The male parts will grow in the internodes, where the stems shoot off from branches. These can easily be confused for calyxes though, which are an ordinary part of a female plant.
If you look over your buds, and find something that resembles a banana, it needs to be treated quickly. But in most cases, it is already too late, and your crop has been pollinated.
When the flowers first start to form on a cannabis plant, it will be relatively easy to spot the sex. Female flowers will grow white hairs, known as pistils, whilst the male plants will grow bunches of small pods.
Another cause of hermaphrodite cannabis plants is harsh environments, that the plant can not handle well. If a cannabis plant feels that it will complete its life cycle without being pollinated, it may hermie.
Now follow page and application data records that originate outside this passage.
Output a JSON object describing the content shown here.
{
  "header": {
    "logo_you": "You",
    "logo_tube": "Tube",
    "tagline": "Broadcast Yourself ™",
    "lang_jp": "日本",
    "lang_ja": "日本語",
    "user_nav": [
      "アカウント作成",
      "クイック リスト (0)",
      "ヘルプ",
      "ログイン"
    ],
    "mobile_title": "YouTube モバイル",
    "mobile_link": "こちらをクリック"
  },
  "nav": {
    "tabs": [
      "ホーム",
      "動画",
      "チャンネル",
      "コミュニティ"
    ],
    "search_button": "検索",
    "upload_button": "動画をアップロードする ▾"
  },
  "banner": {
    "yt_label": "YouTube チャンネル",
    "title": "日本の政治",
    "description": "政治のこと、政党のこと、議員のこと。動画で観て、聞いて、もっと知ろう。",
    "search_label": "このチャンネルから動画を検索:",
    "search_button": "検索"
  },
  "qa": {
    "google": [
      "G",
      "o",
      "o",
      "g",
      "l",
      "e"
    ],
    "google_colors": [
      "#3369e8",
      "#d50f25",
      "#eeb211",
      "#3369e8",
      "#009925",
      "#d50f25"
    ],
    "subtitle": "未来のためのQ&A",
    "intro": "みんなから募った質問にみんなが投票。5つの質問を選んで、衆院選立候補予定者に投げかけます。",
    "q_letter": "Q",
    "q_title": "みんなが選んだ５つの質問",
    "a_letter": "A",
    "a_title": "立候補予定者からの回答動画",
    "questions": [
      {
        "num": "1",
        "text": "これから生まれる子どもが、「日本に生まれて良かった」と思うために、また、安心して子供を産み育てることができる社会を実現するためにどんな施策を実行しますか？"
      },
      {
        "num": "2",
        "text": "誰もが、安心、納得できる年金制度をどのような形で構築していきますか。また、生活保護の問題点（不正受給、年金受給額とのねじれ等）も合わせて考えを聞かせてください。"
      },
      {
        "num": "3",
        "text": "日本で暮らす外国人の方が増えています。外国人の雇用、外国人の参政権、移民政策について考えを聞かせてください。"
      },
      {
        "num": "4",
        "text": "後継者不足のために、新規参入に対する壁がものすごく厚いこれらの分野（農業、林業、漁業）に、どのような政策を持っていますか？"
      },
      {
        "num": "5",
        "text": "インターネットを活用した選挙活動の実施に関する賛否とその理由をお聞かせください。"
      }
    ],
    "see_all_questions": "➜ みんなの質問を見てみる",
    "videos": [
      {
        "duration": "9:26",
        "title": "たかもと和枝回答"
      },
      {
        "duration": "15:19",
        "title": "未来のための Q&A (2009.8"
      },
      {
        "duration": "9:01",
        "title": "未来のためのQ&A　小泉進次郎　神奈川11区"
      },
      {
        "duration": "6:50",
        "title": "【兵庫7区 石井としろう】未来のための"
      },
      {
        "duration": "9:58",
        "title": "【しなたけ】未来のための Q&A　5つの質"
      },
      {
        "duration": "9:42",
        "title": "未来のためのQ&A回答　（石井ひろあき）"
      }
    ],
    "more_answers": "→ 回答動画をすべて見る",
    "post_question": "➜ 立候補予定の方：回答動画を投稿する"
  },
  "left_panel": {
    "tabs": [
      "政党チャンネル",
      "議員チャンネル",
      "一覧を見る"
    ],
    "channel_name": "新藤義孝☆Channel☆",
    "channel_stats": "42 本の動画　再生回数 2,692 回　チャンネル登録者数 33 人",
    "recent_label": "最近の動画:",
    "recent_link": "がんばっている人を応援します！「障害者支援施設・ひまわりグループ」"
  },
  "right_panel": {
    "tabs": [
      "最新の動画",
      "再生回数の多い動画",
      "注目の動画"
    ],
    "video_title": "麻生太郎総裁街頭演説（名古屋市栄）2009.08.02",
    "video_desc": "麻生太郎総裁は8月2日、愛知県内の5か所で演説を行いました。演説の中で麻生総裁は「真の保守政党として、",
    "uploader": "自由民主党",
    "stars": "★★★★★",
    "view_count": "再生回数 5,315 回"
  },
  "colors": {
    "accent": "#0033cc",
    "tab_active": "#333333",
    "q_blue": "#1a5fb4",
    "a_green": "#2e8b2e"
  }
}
You have to be able to recognise bananas on a cannabis plant, they will appear late into the flowering cycle, and if not caught, they will fill your whole crop full of seeds.
Hermaphrodite cannabis plants will start to show female and male reproductive parts, anytime during the flowering cycle.
If you think you have a hermaphrodite cannabis plant, you should get a second opinion from our, cannabis growers forum before you kill the plant, just to be sure
There are a few differences that will help you distinguish if what you’re seeing is a calyx, or a male flower.
If possible, take all of the plants out of the grow room, turn off the lights, and step inside. Wait for a few minutes in the dark of the grow room, and let your eyes adjust to the darkness.
Concerned you have Hermaphrodite Cannabis Plants? This guide will help you determine if your plants have hermied, and what you can do if they have!
However on a single 10″ branch, I can see little ball formations (shown in the second plant). They look like male pollen sacs. Could this mean my plant’s a hermaphrodite? This is my first grow in a grow tent. The plant is under a 600w MH grow light. The growing medium is soil (Fox Farms Ocean Forest soil) and my nutrients are the Fox Farms Nutrient Trio for soil.
These are two pictures of a single flowering plant that’s been in the flowering stage for about 2.5 weeks. She is showing beautiful white hairs / pistils up top.
The safest option is the pull the plant completely. This will ensure that no pollen sacs do any accidental pollenation.
Also, will she continue forming buds or is it a male plant at this point? Also, this plant is being grown in a grow tent with another female. Should I keep this one around or butcher it now to prevent from pollenating the other (apparently healthy) female plant?
Answer: Yes, this plant is a hermie / hermaphrodite.
If you pull all the balls (plus keep an eye out for new ones), then you’ll probably be able to make it to harvest with unseeded buds. If you miss even a single pollen sac and the buds grow seeds, then just know that seeded buds are usually normal potency, but you will get much lower yields. This is why many growers pull down hermies on sight.
If you do keep her to harvest and she does produce seeds, I highly recommend against trying to grow these hermie seeds, as it’s very likely they’ll have the same problems as their mother.
One of the biggest worries with a hermie (plant with both female and male parts) is that the pollen sacs will burst and pollenate your flowers. This will “seed” your buds. In other words, this will causes your buds to start focusing on producing seeds.
Question: This plant is growing both male and female parts. Is it a hermie? What do I do? Can I pluck the balls and grow her to harvest?
Is my plant a hermie? She’s growing flowers, but also balls…. Can I still harvest her buds? Question: This plant is growing both male and female parts. Is it a hermie? What do I do? Can I pluck